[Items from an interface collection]
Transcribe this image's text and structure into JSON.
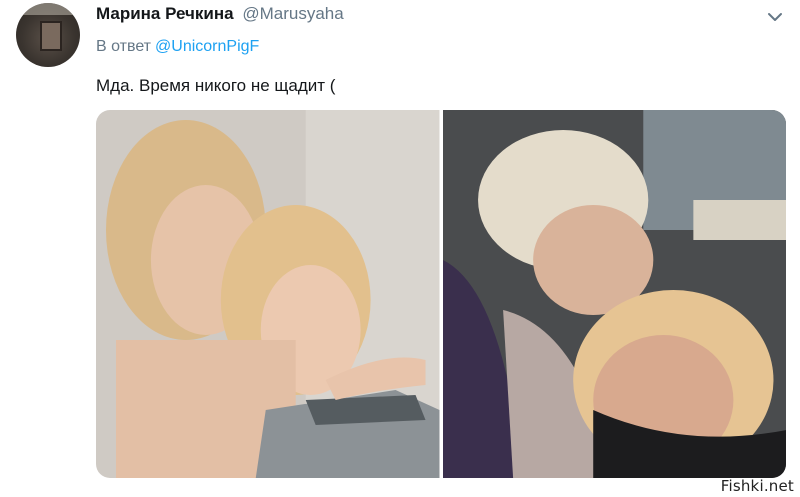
{
  "tweet": {
    "display_name": "Марина Речкина",
    "handle": "@Marusyaha",
    "reply_prefix": "В ответ",
    "reply_to": "@UnicornPigF",
    "text": "Мда. Время никого не щадит ("
  },
  "media": {
    "left_photo": "young-blonde-duo-photo",
    "right_photo": "elderly-women-embrace-photo"
  },
  "watermark": "Fishki.net",
  "colors": {
    "link": "#1da1f2",
    "secondary_text": "#657786",
    "primary_text": "#14171a"
  },
  "icons": {
    "menu": "chevron-down-icon"
  }
}
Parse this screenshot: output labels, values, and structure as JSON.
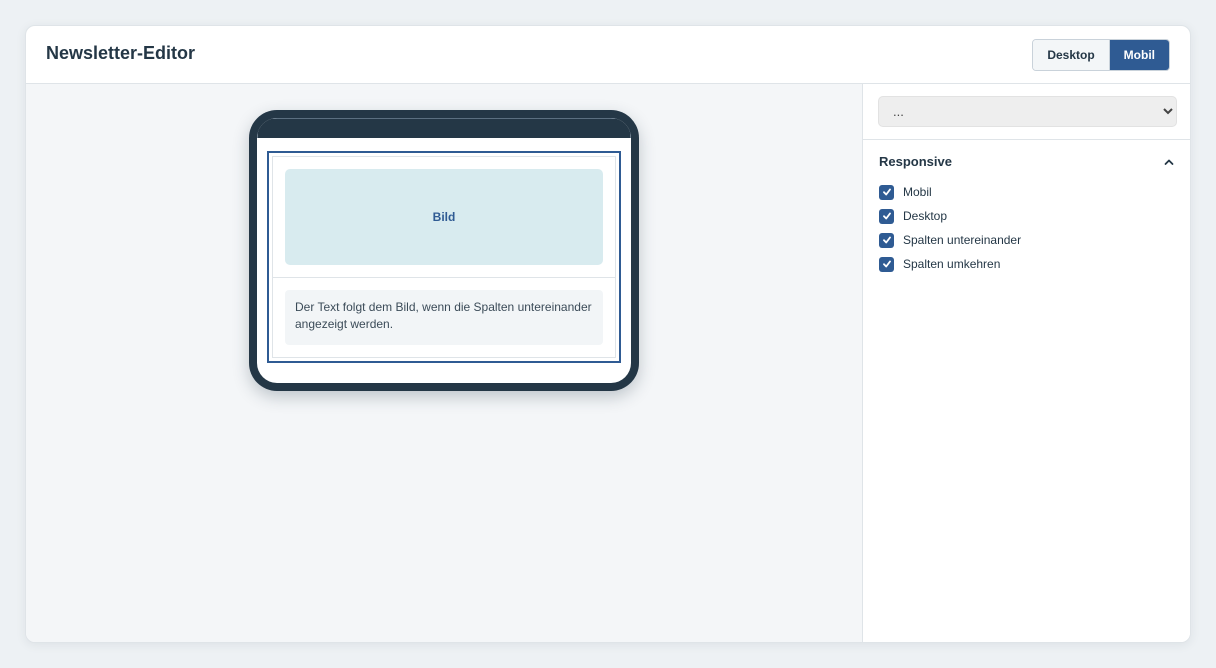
{
  "header": {
    "title": "Newsletter-Editor",
    "view_toggle": {
      "desktop_label": "Desktop",
      "mobile_label": "Mobil",
      "active": "Mobil"
    }
  },
  "preview": {
    "image_label": "Bild",
    "text": "Der Text folgt dem Bild, wenn die Spalten untereinander angezeigt werden."
  },
  "sidebar": {
    "select": {
      "value": "..."
    },
    "section": {
      "title": "Responsive",
      "options": [
        {
          "label": "Mobil",
          "checked": true
        },
        {
          "label": "Desktop",
          "checked": true
        },
        {
          "label": "Spalten untereinander",
          "checked": true
        },
        {
          "label": "Spalten umkehren",
          "checked": true
        }
      ]
    }
  },
  "colors": {
    "accent": "#2f5b93",
    "frame": "#243746",
    "image_placeholder": "#d8ebef"
  },
  "icons": {
    "section_toggle": "chevron-up-icon",
    "checkbox": "check-icon"
  }
}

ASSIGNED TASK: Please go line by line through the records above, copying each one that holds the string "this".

ANSWER BOX:
Transcribe this image's text and structure into JSON.
Parse this screenshot: output labels, values, and structure as JSON.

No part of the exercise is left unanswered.